**Brief:** Type the entries again, word for word.

Entries from a dataset of interfaces
· · · · ·

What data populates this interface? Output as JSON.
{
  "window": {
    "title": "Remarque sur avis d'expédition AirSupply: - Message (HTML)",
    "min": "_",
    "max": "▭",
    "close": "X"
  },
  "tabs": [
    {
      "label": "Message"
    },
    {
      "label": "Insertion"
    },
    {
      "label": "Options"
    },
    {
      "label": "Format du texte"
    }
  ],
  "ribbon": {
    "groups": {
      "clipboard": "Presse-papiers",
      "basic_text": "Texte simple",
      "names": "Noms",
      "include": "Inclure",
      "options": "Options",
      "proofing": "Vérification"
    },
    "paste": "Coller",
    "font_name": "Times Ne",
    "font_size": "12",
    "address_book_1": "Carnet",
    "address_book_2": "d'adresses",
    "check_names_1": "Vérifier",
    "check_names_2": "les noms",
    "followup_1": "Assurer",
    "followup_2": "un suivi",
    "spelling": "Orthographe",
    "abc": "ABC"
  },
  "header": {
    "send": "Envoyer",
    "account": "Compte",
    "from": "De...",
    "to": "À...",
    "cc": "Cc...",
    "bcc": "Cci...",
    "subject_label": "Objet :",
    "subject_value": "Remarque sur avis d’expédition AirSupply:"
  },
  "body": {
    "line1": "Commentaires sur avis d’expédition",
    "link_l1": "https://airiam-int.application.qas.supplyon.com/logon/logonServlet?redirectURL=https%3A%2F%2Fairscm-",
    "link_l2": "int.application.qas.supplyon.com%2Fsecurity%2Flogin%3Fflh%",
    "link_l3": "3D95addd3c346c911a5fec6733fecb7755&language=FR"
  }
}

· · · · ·

**Written solution:**
What data populates this interface? Output as JSON.
{
  "window": {
    "title": "Remarque sur avis d'expédition AirSupply: - Message (HTML)",
    "min": "_",
    "max": "▭",
    "close": "X"
  },
  "tabs": [
    {
      "label": "Message"
    },
    {
      "label": "Insertion"
    },
    {
      "label": "Options"
    },
    {
      "label": "Format du texte"
    }
  ],
  "ribbon": {
    "groups": {
      "clipboard": "Presse-papiers",
      "basic_text": "Texte simple",
      "names": "Noms",
      "include": "Inclure",
      "options": "Options",
      "proofing": "Vérification"
    },
    "paste": "Coller",
    "font_name": "Times Ne",
    "font_size": "12",
    "address_book_1": "Carnet",
    "address_book_2": "d'adresses",
    "check_names_1": "Vérifier",
    "check_names_2": "les noms",
    "followup_1": "Assurer",
    "followup_2": "un suivi",
    "spelling": "Orthographe",
    "abc": "ABC"
  },
  "header": {
    "send": "Envoyer",
    "account": "Compte",
    "from": "De...",
    "to": "À...",
    "cc": "Cc...",
    "bcc": "Cci...",
    "subject_label": "Objet :",
    "subject_value": "Remarque sur avis d’expédition AirSupply:"
  },
  "body": {
    "line1": "Commentaires sur avis d’expédition",
    "link_l1": "https://airiam-int.application.qas.supplyon.com/logon/logonServlet?redirectURL=https%3A%2F%2Fairscm-",
    "link_l2": "int.application.qas.supplyon.com%2Fsecurity%2Flogin%3Fflh%",
    "link_l3": "3D95addd3c346c911a5fec6733fecb7755&language=FR"
  }
}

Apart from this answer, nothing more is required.